Anyone that has been in an industry for over 20 years will definitely tell you there have been LOTS of key learnings! Many of those learnings came earlier on in my journey and often came from the mistakes we made. Back when I was researching ingredients, I was a single Mum that was trying to learn about ingredients and formulating.
I felt like I was on my own navigating the intricate world of natural, clean formulations, learning from every single mistake. Our first Mukti Organics product was a lip balm, and the original iteration was a complete disaster! However, I didn’t let that stop me. I perfected the formula and kept creating more products.
We once also had to throw ALL of our products in a skip bin because the preservative system failed. Despite this, I’d have to say these challenges only fuelled my determination to create a skincare brand that echoed my values – kind to the skin and sustainable. I knew I could do things differently and today I am very proud that I didn’t let any setback stop me.
I guess that’s one of the biggest learnings – to navigate your way through the setbacks, follow your intuition when it’s telling you there has to be a better way (despite people often telling me there wasn’t), and let your values provide you with the moral compass to navigate through challenges and make choices that will positively influence those around you.
Managing a global brand like Mukti Organics, how do you ensure consistency in ethical practices across different markets, and what key advice would you offer to new brands in the beauty industry?
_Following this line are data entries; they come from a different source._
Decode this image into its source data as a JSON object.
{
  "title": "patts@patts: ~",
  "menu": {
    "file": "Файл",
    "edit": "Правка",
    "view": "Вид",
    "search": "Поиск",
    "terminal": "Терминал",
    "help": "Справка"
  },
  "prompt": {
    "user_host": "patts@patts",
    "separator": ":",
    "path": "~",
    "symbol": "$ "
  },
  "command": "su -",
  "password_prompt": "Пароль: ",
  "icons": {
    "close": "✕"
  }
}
Ensure that there is complete transparency all the way through the supply chain. We simply will not work with suppliers who have practices shrouded in mystery or aren’t upfront about the sourcing and manufacturing of ingredients.
‘Ignorance’ is not an acceptable excuse when it comes to ethical and sustainable practices. You have to KNOW where your ingredients are coming from, work with trusted suppliers and maintain your integrity no matter what. Choosing the ethical and sustainable way can sometimes cost you more, but that’s a small price to pay when you know you are making a valuable difference.